Abstract

In this paper, techniques have been developed to examine the effect of lamination on interpreting formation permeability in a hydrocarbon reservoir by numerically simulating the measured pumpout flow and pressure responses from wireline formation testing (WFT) measurements. With the field data obtained from a dual packer tool in the Deepwater Gulf of Mexico, a high-resolution near-wellbore numerical model has been developed and validated to simulate the fluid sampling process together with transient pressure. History matching has been performed with field data to assess the effective thickness and then interpret the permeability for each flow unit. Subsequently, eight cases have been generated under various configurations of the laminated layers.
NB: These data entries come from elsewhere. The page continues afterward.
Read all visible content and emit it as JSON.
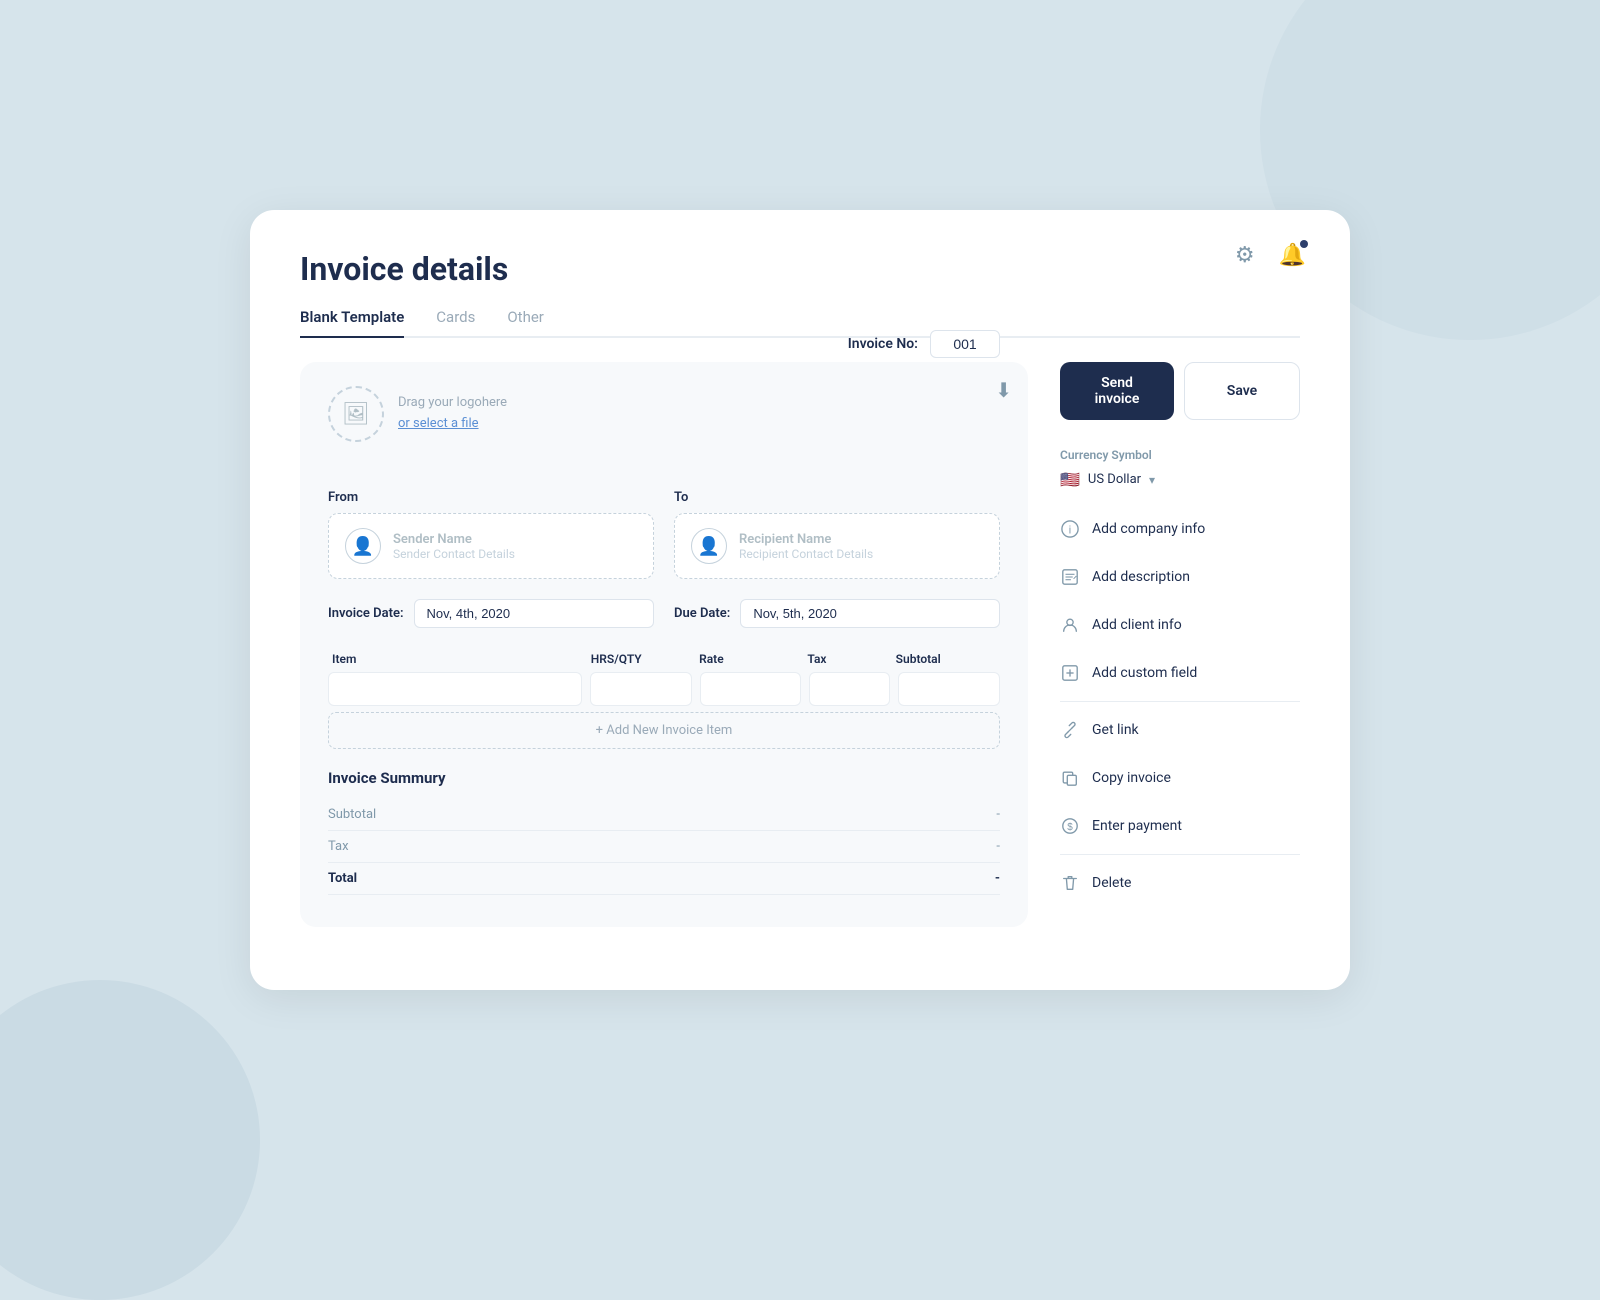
{
  "page": {
    "title": "Invoice details"
  },
  "tabs": [
    {
      "id": "blank",
      "label": "Blank Template",
      "active": true
    },
    {
      "id": "cards",
      "label": "Cards",
      "active": false
    },
    {
      "id": "other",
      "label": "Other",
      "active": false
    }
  ],
  "toolbar": {
    "send_label": "Send invoice",
    "save_label": "Save"
  },
  "icons": {
    "gear": "⚙",
    "bell": "🔔",
    "download": "⬇",
    "user": "👤",
    "image": "🖼"
  },
  "invoice": {
    "logo_drag_text": "Drag your logohere",
    "logo_select_text": "or select a file",
    "invoice_no_label": "Invoice No:",
    "invoice_no_value": "001",
    "from_label": "From",
    "to_label": "To",
    "sender_name": "Sender Name",
    "sender_details": "Sender Contact Details",
    "recipient_name": "Recipient Name",
    "recipient_details": "Recipient Contact Details",
    "invoice_date_label": "Invoice Date:",
    "invoice_date_value": "Nov, 4th, 2020",
    "due_date_label": "Due Date:",
    "due_date_value": "Nov, 5th, 2020",
    "table_headers": {
      "item": "Item",
      "hrs_qty": "HRS/QTY",
      "rate": "Rate",
      "tax": "Tax",
      "subtotal": "Subtotal"
    },
    "add_item_label": "+ Add New Invoice Item",
    "summary_title": "Invoice Summury",
    "summary_rows": [
      {
        "label": "Subtotal",
        "value": "-"
      },
      {
        "label": "Tax",
        "value": "-"
      },
      {
        "label": "Total",
        "value": "-"
      }
    ]
  },
  "currency": {
    "section_label": "Currency Symbol",
    "flag": "🇺🇸",
    "name": "US Dollar",
    "chevron": "▾"
  },
  "sidebar_actions": [
    {
      "id": "company-info",
      "icon": "ℹ",
      "label": "Add company info",
      "divider_above": false
    },
    {
      "id": "description",
      "icon": "✏",
      "label": "Add description",
      "divider_above": false
    },
    {
      "id": "client-info",
      "icon": "👤",
      "label": "Add client info",
      "divider_above": false
    },
    {
      "id": "custom-field",
      "icon": "📋",
      "label": "Add custom field",
      "divider_above": false
    },
    {
      "id": "get-link",
      "icon": "🔗",
      "label": "Get link",
      "divider_above": true
    },
    {
      "id": "copy-invoice",
      "icon": "📄",
      "label": "Copy invoice",
      "divider_above": false
    },
    {
      "id": "enter-payment",
      "icon": "💲",
      "label": "Enter payment",
      "divider_above": false
    },
    {
      "id": "delete",
      "icon": "🗑",
      "label": "Delete",
      "divider_above": true
    }
  ]
}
The pressure buildup derivatives obtained from both packers and observation probes are used as a diagnosis tool to examine the effect of lamination on WFT measurements. Mud-filtrate invasion affects the early-time behaviour of pressure transients because of the associated changes in fluid viscosity and compositions. It is found that low vertical permeability can behave as a vertical barrier for the flow in a WFT tool, indicating difference contrast in permeability between individual flow units. As for the field case, effective water horizontal permeabilities for Tests #1 and #2 are found to be 14.0 mD and 10.6 mD, respectively. A low vertical permeability results in a distortion in the derivatives, particularly during the transition between flow regimes. In a laminated reservoir, a radial flow regime will develop when both the radial length of lamination is greater than the vertical formation interval and complete circular shape of lamination is formed. It is recommended that any observation probe be positioned in or below the lamination layer to accurately define the vertical communication of lamination as well as its configuration. If the dual packers and observation probes are located in the same zone, their pressure responses exhibit the same flow regimes. If the dual packer and observation probes are located in different flow units, pressure changes in the observation probes can be developed when a partially sealing lamination exists.

You can access this article if you purchase or spend a download.